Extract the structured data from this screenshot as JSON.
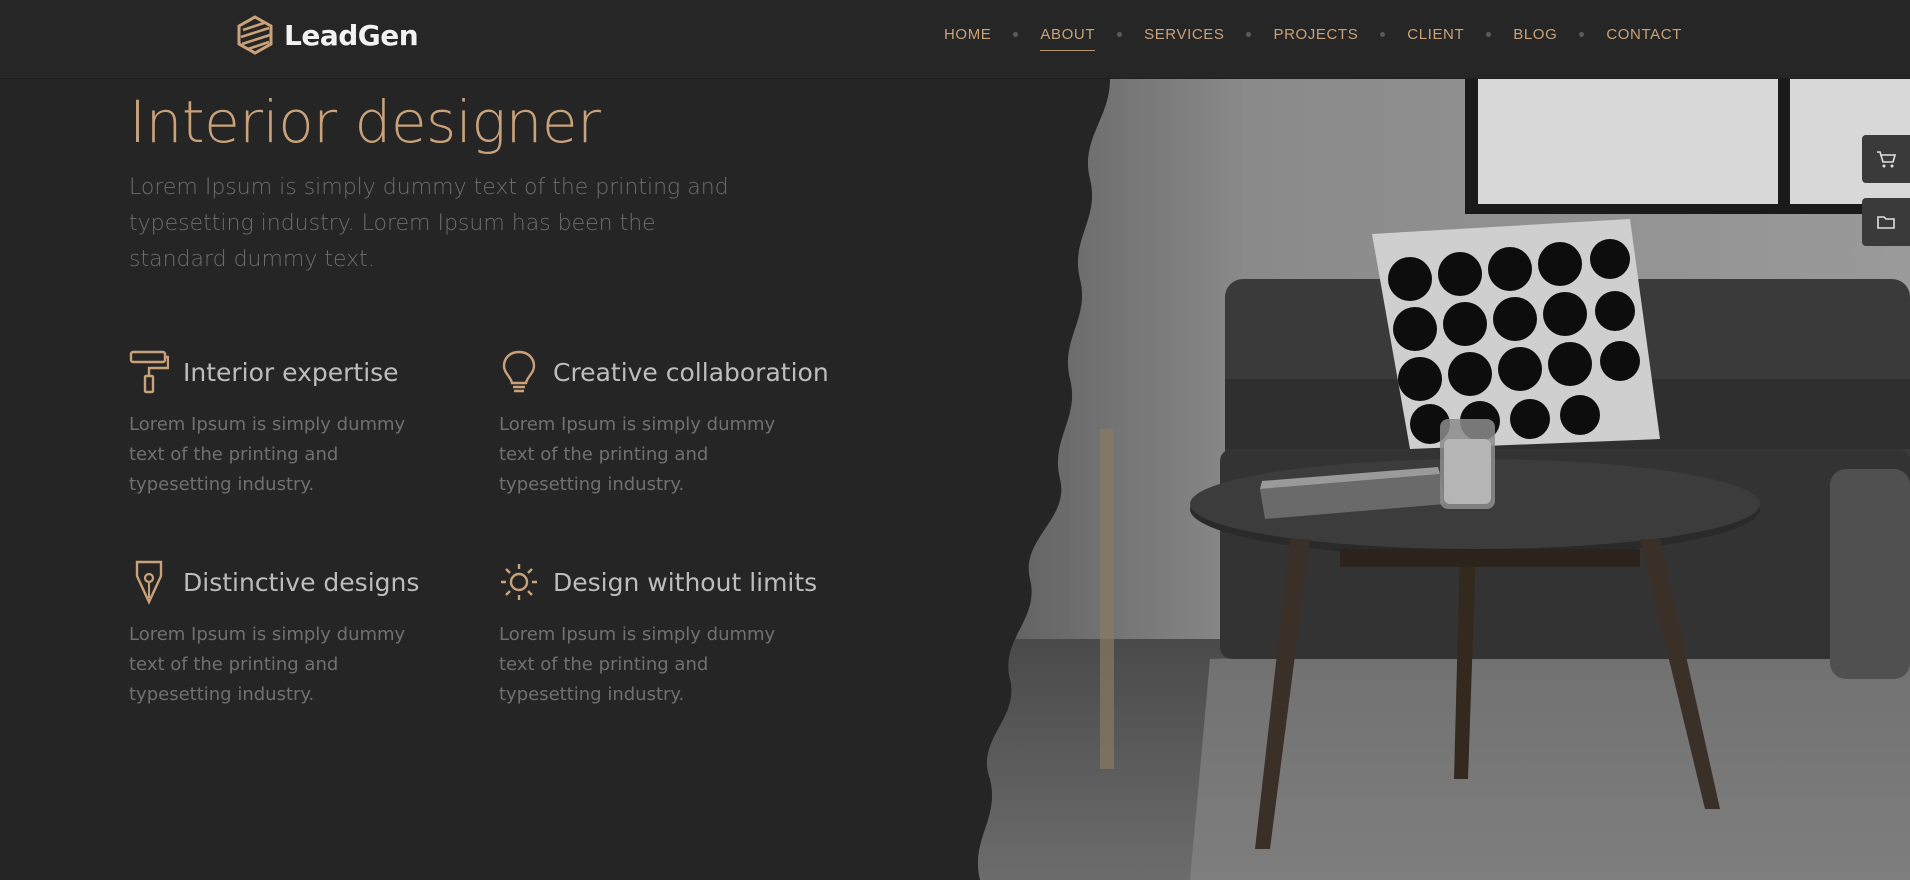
{
  "brand": {
    "name": "LeadGen",
    "accent": "#c9a27a"
  },
  "nav": {
    "items": [
      {
        "label": "HOME"
      },
      {
        "label": "ABOUT",
        "active": true
      },
      {
        "label": "SERVICES"
      },
      {
        "label": "PROJECTS"
      },
      {
        "label": "CLIENT"
      },
      {
        "label": "BLOG"
      },
      {
        "label": "CONTACT"
      }
    ]
  },
  "hero": {
    "title": "Interior designer",
    "lead": "Lorem Ipsum is simply dummy text of the printing and typesetting industry. Lorem Ipsum has been the standard dummy text."
  },
  "features": [
    {
      "icon": "paint-roller-icon",
      "title": "Interior expertise",
      "text": "Lorem Ipsum is simply dummy text of the printing and typesetting industry."
    },
    {
      "icon": "lightbulb-icon",
      "title": "Creative collaboration",
      "text": "Lorem Ipsum is simply dummy text of the printing and typesetting industry."
    },
    {
      "icon": "pen-nib-icon",
      "title": "Distinctive designs",
      "text": "Lorem Ipsum is simply dummy text of the printing and typesetting industry."
    },
    {
      "icon": "sun-icon",
      "title": "Design without limits",
      "text": "Lorem Ipsum is simply dummy text of the printing and typesetting industry."
    }
  ],
  "side_buttons": [
    {
      "icon": "cart-icon"
    },
    {
      "icon": "folder-icon"
    }
  ],
  "colors": {
    "background": "#252525",
    "accent": "#c9a27a",
    "text_muted": "#707070"
  }
}
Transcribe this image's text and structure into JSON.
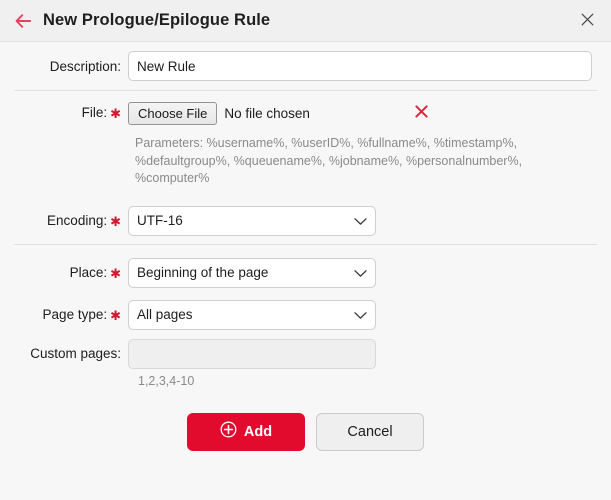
{
  "header": {
    "title": "New Prologue/Epilogue Rule",
    "back_icon": "arrow-left-icon",
    "close_icon": "close-icon",
    "accent_color": "#e30b2d"
  },
  "form": {
    "description": {
      "label": "Description:",
      "value": "New Rule",
      "required": false
    },
    "file": {
      "label": "File:",
      "required": true,
      "required_marker": "✱",
      "button_label": "Choose File",
      "status_text": "No file chosen",
      "delete_icon": "close-icon",
      "delete_color": "#e2223e",
      "hint": "Parameters: %username%, %userID%, %fullname%, %timestamp%, %defaultgroup%, %queuename%, %jobname%, %personalnumber%, %computer%"
    },
    "encoding": {
      "label": "Encoding:",
      "required": true,
      "required_marker": "✱",
      "value": "UTF-16"
    },
    "place": {
      "label": "Place:",
      "required": true,
      "required_marker": "✱",
      "value": "Beginning of the page"
    },
    "page_type": {
      "label": "Page type:",
      "required": true,
      "required_marker": "✱",
      "value": "All pages"
    },
    "custom_pages": {
      "label": "Custom pages:",
      "required": false,
      "value": "",
      "placeholder": "",
      "hint": "1,2,3,4-10"
    }
  },
  "footer": {
    "add_label": "Add",
    "add_icon": "plus-circle-icon",
    "cancel_label": "Cancel"
  }
}
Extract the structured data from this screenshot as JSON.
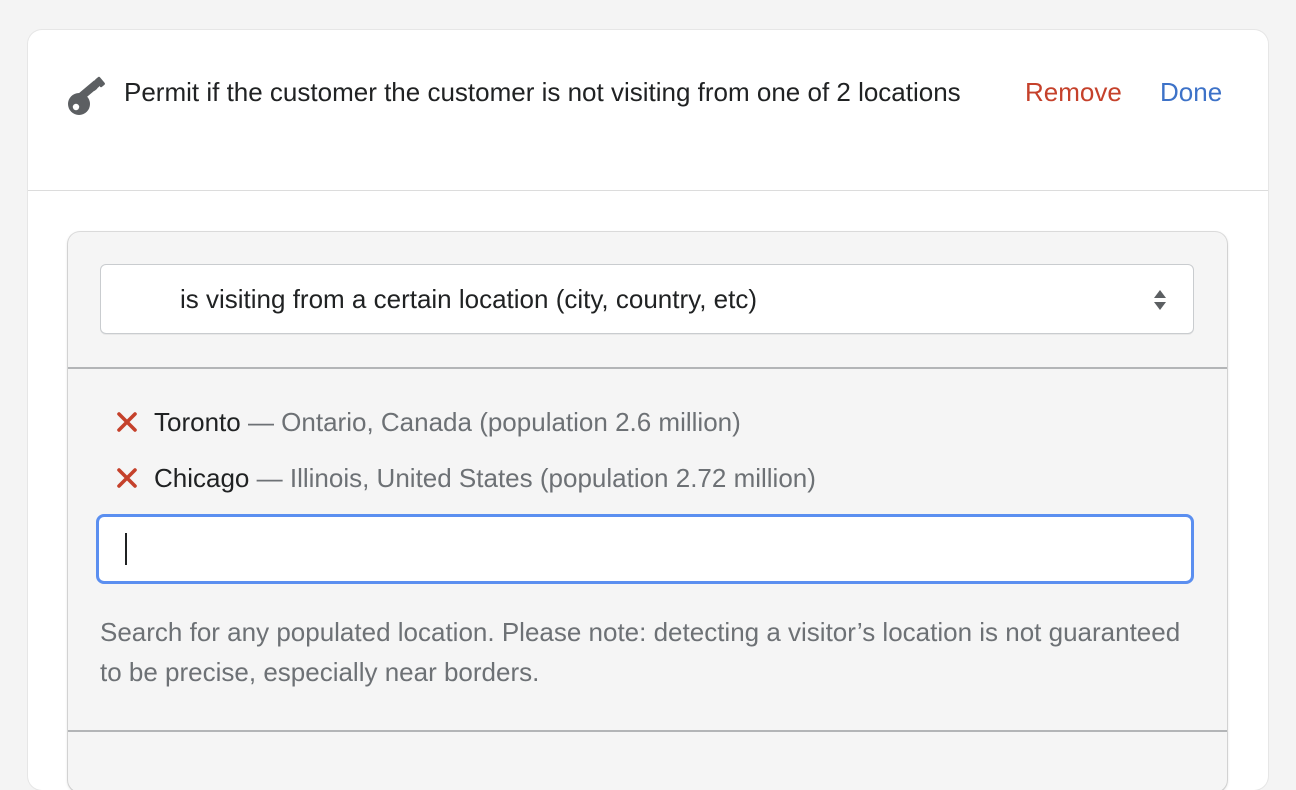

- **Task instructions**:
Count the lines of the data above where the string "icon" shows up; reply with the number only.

- **Answer to the exercise**:
10